My pile of old cr*p looks less appealing than ever under the rain. A woman in a raincoat meanders over and picks up a digital camera.
“How much?” she asks.
“£4?” I suggest, without much conviction.
“I’ll give you two.”
I haven’t the energy to haggle.

Simon, who has the stall next to mine – ingeniously covered by an oblong of tarpaulin perched on two canes – takes pity on me and offers to buy me a coffee. I feel I need to reciprocate and fish in my purse for 50p to buy a bag of home-made biscuits from his stall. There's an ominous rumble of thunder, then a Cluedo game catches my eye.
“How much?” I ask.
“£4.” It’s noticeable there is no question mark after his answer. By 10.30 I’m 50p down.

I sell a stuffed sheep for 20p, and manage to somehow wangle 30p for some lipglosses disguised as cup cakes, and things at long last are looking up. Then I spot another woman selling plates, and it’s downhill all the way.

Back home, my husband asks how I got on.
"Umm, well - you know," I shrug.

Wednesday, 3 June 2009

Local Elections

You hardly need to have been following the news over the last few weeks to be feeling slightly jaded about the state of British politics. In fact, it’s hard to come up with the name of an MP who doesn’t look as though he’s had his (or her) hand in the till – whether it’s for an ornamental moat or a jar of Branston Pickle (although I still can’t quite understand how some people still seem to be able to argue it’s right for the great British public to be stumping up for salad condiments. Why Mrs Mitchell can’t pack her husband off to London with a jar of home-made chutney in his suitcase is beyond me. But would she still have charged us for a couple of pounds of shallots and a jar of pickling spice?).

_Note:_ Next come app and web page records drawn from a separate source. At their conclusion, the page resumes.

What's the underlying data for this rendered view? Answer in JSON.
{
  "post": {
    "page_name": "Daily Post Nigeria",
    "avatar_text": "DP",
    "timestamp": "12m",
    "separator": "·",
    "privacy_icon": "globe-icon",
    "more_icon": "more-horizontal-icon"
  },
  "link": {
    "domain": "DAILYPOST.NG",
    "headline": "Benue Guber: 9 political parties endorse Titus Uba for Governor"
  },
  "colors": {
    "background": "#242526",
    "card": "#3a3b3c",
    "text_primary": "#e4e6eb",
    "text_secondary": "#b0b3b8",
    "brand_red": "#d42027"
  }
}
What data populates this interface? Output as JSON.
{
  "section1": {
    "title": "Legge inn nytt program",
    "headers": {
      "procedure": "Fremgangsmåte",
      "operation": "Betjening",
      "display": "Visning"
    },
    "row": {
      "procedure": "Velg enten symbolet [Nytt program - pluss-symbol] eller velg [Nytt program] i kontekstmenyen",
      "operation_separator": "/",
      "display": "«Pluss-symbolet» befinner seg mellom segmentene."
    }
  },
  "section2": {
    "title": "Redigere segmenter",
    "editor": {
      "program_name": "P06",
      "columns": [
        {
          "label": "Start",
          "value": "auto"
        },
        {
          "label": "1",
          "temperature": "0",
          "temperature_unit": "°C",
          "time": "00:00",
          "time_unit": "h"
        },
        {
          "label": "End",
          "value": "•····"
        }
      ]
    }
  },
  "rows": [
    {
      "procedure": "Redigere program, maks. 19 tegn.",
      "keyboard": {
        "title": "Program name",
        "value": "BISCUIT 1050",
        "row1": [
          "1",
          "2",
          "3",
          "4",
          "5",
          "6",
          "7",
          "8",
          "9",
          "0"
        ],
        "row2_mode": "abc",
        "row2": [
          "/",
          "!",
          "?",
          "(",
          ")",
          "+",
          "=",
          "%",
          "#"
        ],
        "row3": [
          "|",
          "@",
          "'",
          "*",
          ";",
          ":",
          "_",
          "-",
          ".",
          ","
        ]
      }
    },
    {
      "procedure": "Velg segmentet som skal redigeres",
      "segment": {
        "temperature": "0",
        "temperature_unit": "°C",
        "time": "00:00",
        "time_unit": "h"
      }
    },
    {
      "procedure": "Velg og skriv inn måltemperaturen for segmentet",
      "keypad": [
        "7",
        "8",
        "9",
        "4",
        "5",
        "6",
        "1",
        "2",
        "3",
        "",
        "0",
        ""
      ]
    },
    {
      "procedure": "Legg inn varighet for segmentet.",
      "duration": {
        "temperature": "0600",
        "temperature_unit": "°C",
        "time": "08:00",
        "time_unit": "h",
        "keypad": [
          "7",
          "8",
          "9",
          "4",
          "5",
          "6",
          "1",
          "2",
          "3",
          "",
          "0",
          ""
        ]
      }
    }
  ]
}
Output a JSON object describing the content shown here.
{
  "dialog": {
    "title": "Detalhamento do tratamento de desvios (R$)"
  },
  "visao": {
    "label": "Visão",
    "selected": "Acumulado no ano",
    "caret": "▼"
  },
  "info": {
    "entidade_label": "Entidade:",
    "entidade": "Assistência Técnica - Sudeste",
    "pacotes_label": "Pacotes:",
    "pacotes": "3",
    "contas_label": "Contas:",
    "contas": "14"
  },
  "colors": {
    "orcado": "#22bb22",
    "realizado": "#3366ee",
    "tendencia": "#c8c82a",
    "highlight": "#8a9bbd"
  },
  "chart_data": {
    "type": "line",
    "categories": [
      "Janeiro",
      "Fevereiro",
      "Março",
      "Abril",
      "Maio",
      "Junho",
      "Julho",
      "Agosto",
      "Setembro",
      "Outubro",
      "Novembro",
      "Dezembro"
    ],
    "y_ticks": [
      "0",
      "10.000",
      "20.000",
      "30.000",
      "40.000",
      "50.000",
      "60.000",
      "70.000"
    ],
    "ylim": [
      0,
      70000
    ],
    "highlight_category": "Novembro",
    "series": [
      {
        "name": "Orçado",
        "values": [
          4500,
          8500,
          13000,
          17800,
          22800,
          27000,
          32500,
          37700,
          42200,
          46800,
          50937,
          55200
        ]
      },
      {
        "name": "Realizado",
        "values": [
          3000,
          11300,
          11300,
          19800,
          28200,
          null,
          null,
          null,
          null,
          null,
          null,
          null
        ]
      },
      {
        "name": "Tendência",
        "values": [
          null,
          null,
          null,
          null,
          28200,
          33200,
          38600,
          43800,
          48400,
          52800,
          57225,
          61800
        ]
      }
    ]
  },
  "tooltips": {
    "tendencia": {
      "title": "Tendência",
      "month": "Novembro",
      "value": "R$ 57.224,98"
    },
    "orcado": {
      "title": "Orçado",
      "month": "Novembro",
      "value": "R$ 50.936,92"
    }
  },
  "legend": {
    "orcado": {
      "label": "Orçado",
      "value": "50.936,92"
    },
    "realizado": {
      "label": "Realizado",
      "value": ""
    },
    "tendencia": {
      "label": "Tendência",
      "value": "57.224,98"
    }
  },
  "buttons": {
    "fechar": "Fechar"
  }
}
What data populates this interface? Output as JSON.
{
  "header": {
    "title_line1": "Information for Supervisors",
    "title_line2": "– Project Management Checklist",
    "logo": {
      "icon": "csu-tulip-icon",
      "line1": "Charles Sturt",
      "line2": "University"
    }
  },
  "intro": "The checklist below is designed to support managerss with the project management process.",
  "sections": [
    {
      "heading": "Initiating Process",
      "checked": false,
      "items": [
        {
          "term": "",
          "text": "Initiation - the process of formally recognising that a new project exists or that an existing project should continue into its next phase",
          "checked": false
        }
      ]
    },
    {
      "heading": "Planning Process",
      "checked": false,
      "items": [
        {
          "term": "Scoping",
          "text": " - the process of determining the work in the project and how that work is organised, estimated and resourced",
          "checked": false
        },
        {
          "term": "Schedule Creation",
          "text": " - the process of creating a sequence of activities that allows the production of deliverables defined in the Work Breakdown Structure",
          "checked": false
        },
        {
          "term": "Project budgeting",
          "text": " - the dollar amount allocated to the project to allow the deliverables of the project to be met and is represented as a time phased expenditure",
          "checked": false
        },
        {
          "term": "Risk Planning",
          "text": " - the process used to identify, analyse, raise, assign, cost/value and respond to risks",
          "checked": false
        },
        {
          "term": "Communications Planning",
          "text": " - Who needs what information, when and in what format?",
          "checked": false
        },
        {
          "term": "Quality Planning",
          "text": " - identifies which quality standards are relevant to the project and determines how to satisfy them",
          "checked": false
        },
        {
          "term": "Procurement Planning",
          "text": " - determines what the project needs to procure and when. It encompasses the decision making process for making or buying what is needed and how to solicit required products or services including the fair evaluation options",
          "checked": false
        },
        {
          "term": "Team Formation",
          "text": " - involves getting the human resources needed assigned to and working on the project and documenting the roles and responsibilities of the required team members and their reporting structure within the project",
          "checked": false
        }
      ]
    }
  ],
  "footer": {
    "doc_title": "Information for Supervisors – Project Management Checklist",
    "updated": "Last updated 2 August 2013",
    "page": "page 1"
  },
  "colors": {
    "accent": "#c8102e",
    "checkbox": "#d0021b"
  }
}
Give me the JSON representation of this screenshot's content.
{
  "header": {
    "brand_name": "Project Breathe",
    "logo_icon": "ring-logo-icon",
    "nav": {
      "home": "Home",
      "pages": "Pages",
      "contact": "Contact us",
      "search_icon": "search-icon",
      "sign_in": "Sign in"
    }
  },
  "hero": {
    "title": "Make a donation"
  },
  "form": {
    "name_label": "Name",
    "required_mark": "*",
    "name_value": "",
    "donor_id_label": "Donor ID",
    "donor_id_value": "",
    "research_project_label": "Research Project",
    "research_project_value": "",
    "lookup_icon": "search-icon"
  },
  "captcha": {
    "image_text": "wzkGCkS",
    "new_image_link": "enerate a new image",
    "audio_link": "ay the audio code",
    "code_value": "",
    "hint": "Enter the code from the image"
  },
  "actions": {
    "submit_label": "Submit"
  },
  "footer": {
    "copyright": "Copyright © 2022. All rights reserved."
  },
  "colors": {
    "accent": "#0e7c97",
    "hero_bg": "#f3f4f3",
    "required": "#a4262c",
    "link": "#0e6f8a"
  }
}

But I still feel passionately about the importance of exercising one’s right to vote. After all, it’s not even a hundred years that women have had the right to vote – the mere blink of an eye in historical terms. People lost their lives so we could vote. To think, save the odd historical blips of rulers like Boudicca and Queen Elizabeth the First, the world as we know it was almost entirely run by men until 1918 – mind you, I suppose it might have saved us from Hazel Blears (who has, today, I notice, done the decent thing and finally resigned).

Anyway, I’ve been doing my homework and reading up about our local candidates and what they stand for (I don’t think we have to worry too much about the MEPs – it’s all done on proportional representation there, I believe, so you just plump for the party you like best). Locally, the Tories tell us they believe in “local democracy, efficient services at the lowest possible cost”, while Labour believes that “local people and communities possess the ingenuity and common sense to run their own affairs,” and the Lib Dems would like to see “a freer Britain, where people and communities are able to exercise real political power on their own behalf”.

Which sounds a lot like the others to me.

Or maybe I’m missing something…

Anyway, I will be going to the polling station tomorrow, and I know who I’ll be voting for (however that’s between me and my ballot paper, which is just as it should be).



See you there.


This week, I’ve been watching…
The Unsellables – another TV property programme, as if we needed one – with our family friend, John Rennie and Kirstie Alsopp’s younger sister, Sofie. Once you get over being mesmerised by John’s particularly mobile eyebrows and wondered idly whether in fact it's Nigella Lawson Sofie's related to, rather than Kirstie, it is actually quite entertaining, and Sofie is considerably more charming (in my opinion) and smiley than her bossy older sister. The formula is this: they visit a house that the owner can’t sell, Sofie wrinkles her delicate ski-slope nose at their d├ęcor and the number of stuffed toys in the bedroom, does a bit of tidying and gets the decorators in while John gets a feel for the neighbourhood and put the estate agent right on one or two things…
11am weekdays on BBC1, if you’re interested.